Illustrating his theories with the personal stories of and dialogues with clients, Hallowell provides a full picture of the ordinary yet chronic worry-problems. Thus, each presenting problem is dramatically rendered, and the ensuing therapies practically understood. Hallowell emphasizes the physical, not the psychological aspect of worrying, which helps stop the cycle of self-blame many worriers are prone to. When worry is no longer identified as a lack of moral courage, for example, but a natural phenomenon, it can begin to be managed.
The steps set forth in Worry: Controlling and Using It Wisely are practical and straightforward. First comes awareness, which, over time, sets the stage for new patternmaking in the brain. An entire chapter is devoted to methods of running interventions on worry without medication. Worry offers an articulate and powerful reframe of a debilitating condition that's as old as the human brain. By releasing the deeply entrenched habit of negativity, a worrier can step out of the cycle, and freed from phobia, move ahead. --This text refers to an out of print or unavailable edition of this title.
Don't worry: a best-selling psychologist (Driven to Distraction, LJ 3/15/94) is here to explain the difference between worry rooted in in-born predispositions and worry that signals other, deeper problems.
Copyright 1997 Reed Business Information, Inc. --This text refers to an out of print or unavailable edition of this title.
Sixty-five million Americans could use this book. According to statistics, 35 % of Americans experience anxiety on a regular basis and 25% of Americans have been diagnosed with an... Read morePublished 19 days ago by Steven Haack
I only got to page 74 before I gave up. It was page after page of detailed patient accounts with little useful information. If you like case histories this book is for you.Published 6 months ago by Joan L. Bundtzen
He offers so much help for this with ADD/ADHD and importantly, his stories are deeply relevant to those who have it. Read morePublished 7 months ago by Bob HYN
Very good book lets you realize how little worrying does for you. Very good therapy.Published 8 months ago by Fred Dorfman
If you obsess about things you can do nothing about, this book is for you. Full of good insight and sound advice.Published 10 months ago by Mothlove
I'm on chapter 12 and I wish more people would read this book. It's a real eye opener.Published 11 months ago by shazad mohammed

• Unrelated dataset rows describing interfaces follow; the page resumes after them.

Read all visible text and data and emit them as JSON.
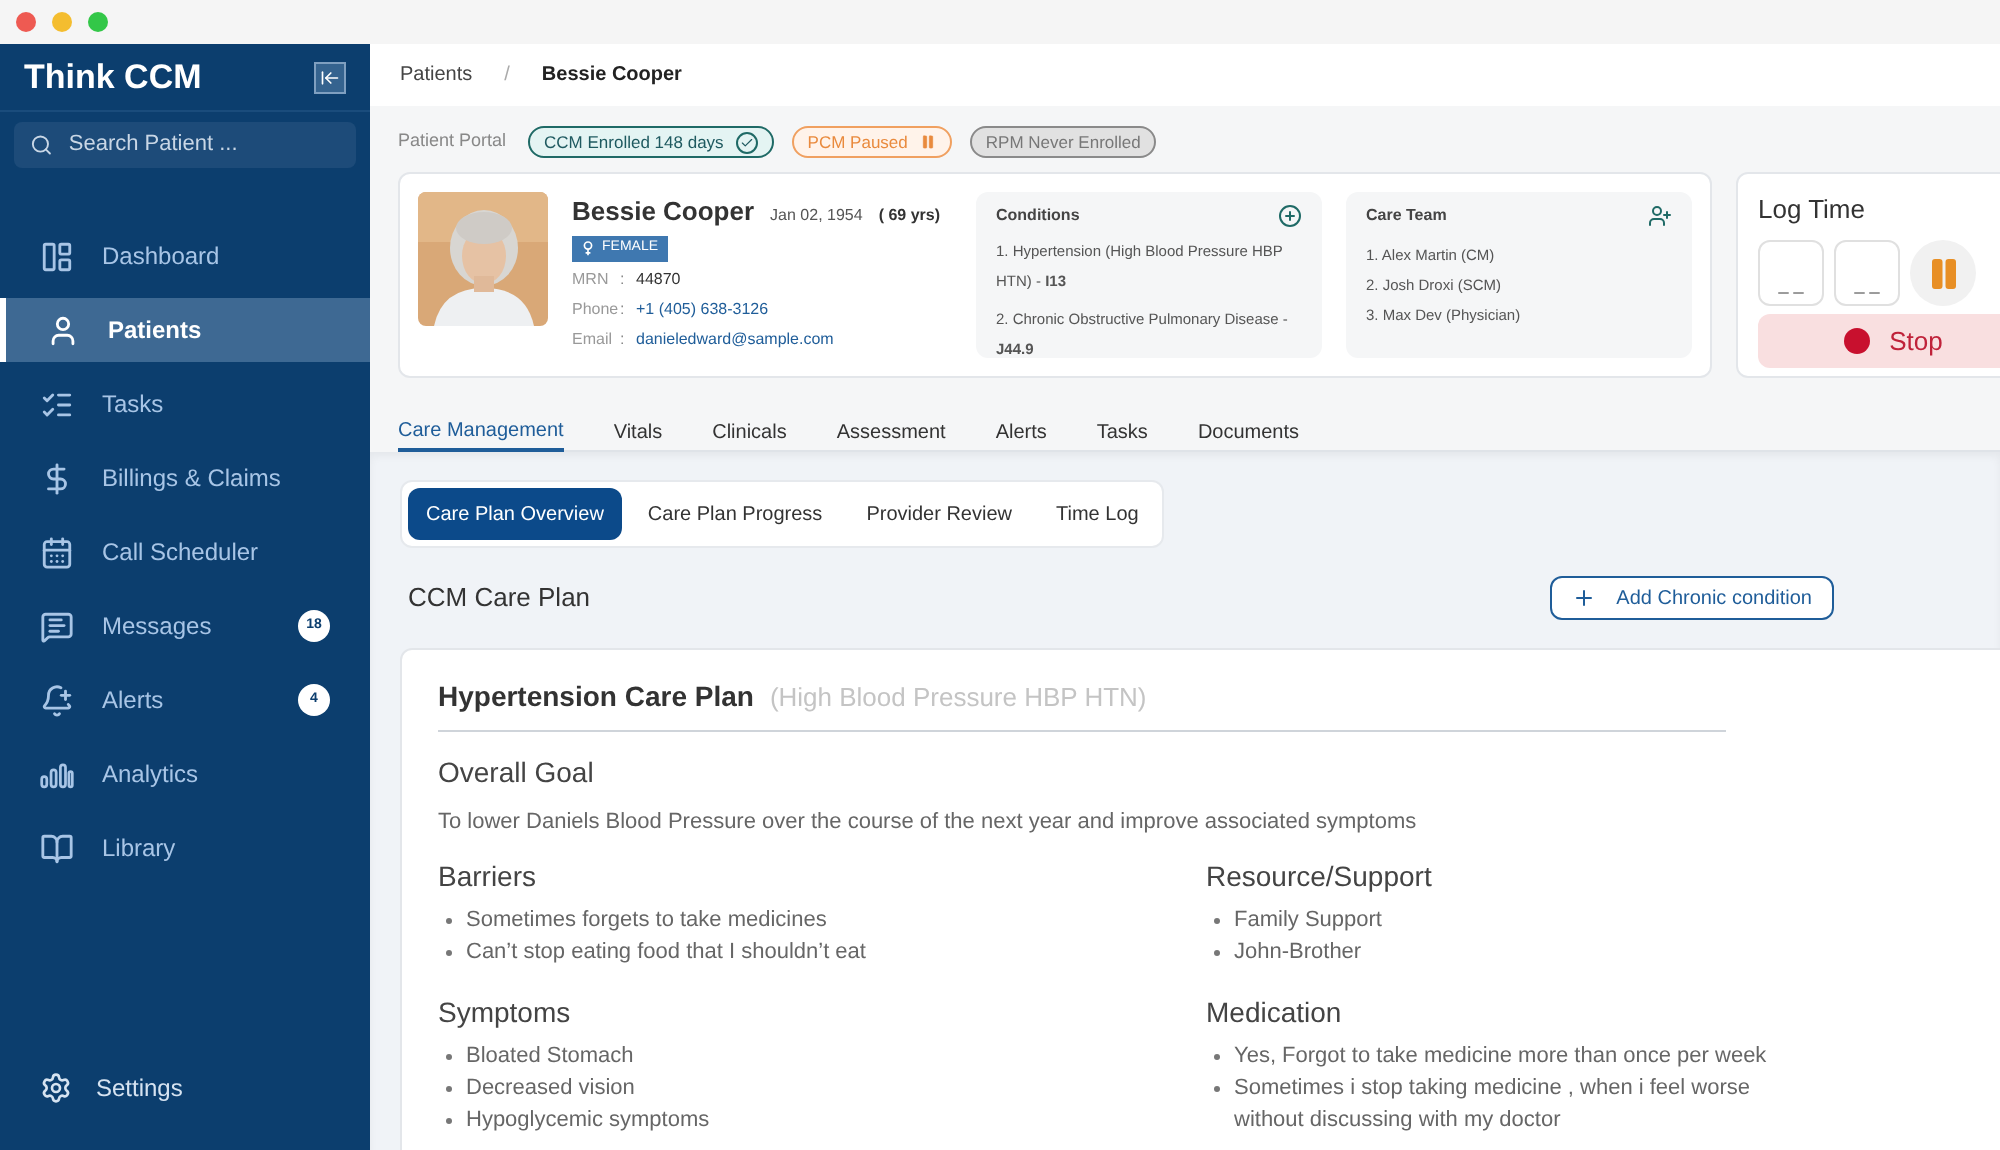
{
  "sidebar": {
    "brand": "Think CCM",
    "search": {
      "placeholder": "Search Patient ..."
    },
    "items": [
      {
        "label": "Dashboard",
        "selected": false
      },
      {
        "label": "Patients",
        "selected": true
      },
      {
        "label": "Tasks",
        "selected": false
      },
      {
        "label": "Billings & Claims",
        "selected": false
      },
      {
        "label": "Call Scheduler",
        "selected": false
      },
      {
        "label": "Messages",
        "selected": false,
        "badge": "18"
      },
      {
        "label": "Alerts",
        "selected": false,
        "badge": "4"
      },
      {
        "label": "Analytics",
        "selected": false
      },
      {
        "label": "Library",
        "selected": false
      }
    ],
    "settings": "Settings"
  },
  "breadcrumb": {
    "separator": "/",
    "items": [
      "Patients",
      "Bessie Cooper"
    ]
  },
  "portal": {
    "label": "Patient Portal",
    "programs": [
      {
        "label": "CCM Enrolled 148 days",
        "kind": "enrolled"
      },
      {
        "label": "PCM Paused",
        "kind": "paused"
      },
      {
        "label": "RPM Never Enrolled",
        "kind": "never"
      }
    ]
  },
  "patient": {
    "name": "Bessie Cooper",
    "dob": "Jan 02, 1954",
    "age": "( 69 yrs)",
    "gender": "FEMALE",
    "separator": ":",
    "fields": [
      {
        "label": "MRN",
        "value": "44870",
        "kind": "text"
      },
      {
        "label": "Phone",
        "value": "+1 (405) 638-3126",
        "kind": "link"
      },
      {
        "label": "Email",
        "value": "danieledward@sample.com",
        "kind": "link"
      }
    ]
  },
  "conditions": {
    "title": "Conditions",
    "items": [
      "1. Hypertension (High Blood Pressure HBP HTN) - **I13**",
      "2. Chronic Obstructive Pulmonary Disease - **J44.9**"
    ]
  },
  "care_team": {
    "title": "Care Team",
    "members": [
      "1. Alex Martin (CM)",
      "2. Josh Droxi (SCM)",
      "3. Max Dev (Physician)"
    ]
  },
  "log_time": {
    "title": "Log Time",
    "fields": [
      "_ _",
      "_ _"
    ],
    "stop": "Stop"
  },
  "tabs": [
    {
      "label": "Care Management",
      "selected": true
    },
    {
      "label": "Vitals",
      "selected": false
    },
    {
      "label": "Clinicals",
      "selected": false
    },
    {
      "label": "Assessment",
      "selected": false
    },
    {
      "label": "Alerts",
      "selected": false
    },
    {
      "label": "Tasks",
      "selected": false
    },
    {
      "label": "Documents",
      "selected": false
    }
  ],
  "subtabs": [
    {
      "label": "Care Plan Overview",
      "selected": true
    },
    {
      "label": "Care Plan Progress",
      "selected": false
    },
    {
      "label": "Provider Review",
      "selected": false
    },
    {
      "label": "Time Log",
      "selected": false
    }
  ],
  "care_plan": {
    "title": "CCM Care Plan",
    "add_button": "Add Chronic condition",
    "card": {
      "title": "Hypertension Care Plan",
      "subtitle": "(High Blood Pressure HBP HTN)",
      "goal": {
        "heading": "Overall Goal",
        "text": "To lower Daniels Blood Pressure over the course of the next year and improve associated symptoms"
      },
      "sections": [
        {
          "heading": "Barriers",
          "items": [
            "Sometimes forgets to take medicines",
            "Can’t stop eating food that I shouldn’t eat"
          ]
        },
        {
          "heading": "Resource/Support",
          "items": [
            "Family Support",
            "John-Brother"
          ]
        },
        {
          "heading": "Symptoms",
          "items": [
            "Bloated Stomach",
            "Decreased vision",
            "Hypoglycemic symptoms"
          ]
        },
        {
          "heading": "Medication",
          "items": [
            "Yes, Forgot to take medicine more than once per week",
            "Sometimes i stop taking medicine , when i feel worse without discussing with my doctor"
          ]
        }
      ]
    }
  }
}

Accessible, practical, and effective advice for coping with anxiety. Neurological basis is emphasized, illustrated with vivid case studies of individuals suffering from excessive... Read morePublished 17 months ago by Jeffery E. Decelles
Lots of real life examples and real world solutions.
The author takes a respectful and empathetic tone when talking about the people he has helped. Read more
My doctor recommended I read "Worry" at least 10 years ago and it helped me understand and get a grip on the type of garden-variety anxiety that many of us experience. Read morePublished on August 24, 2013 by Mariah McCarthy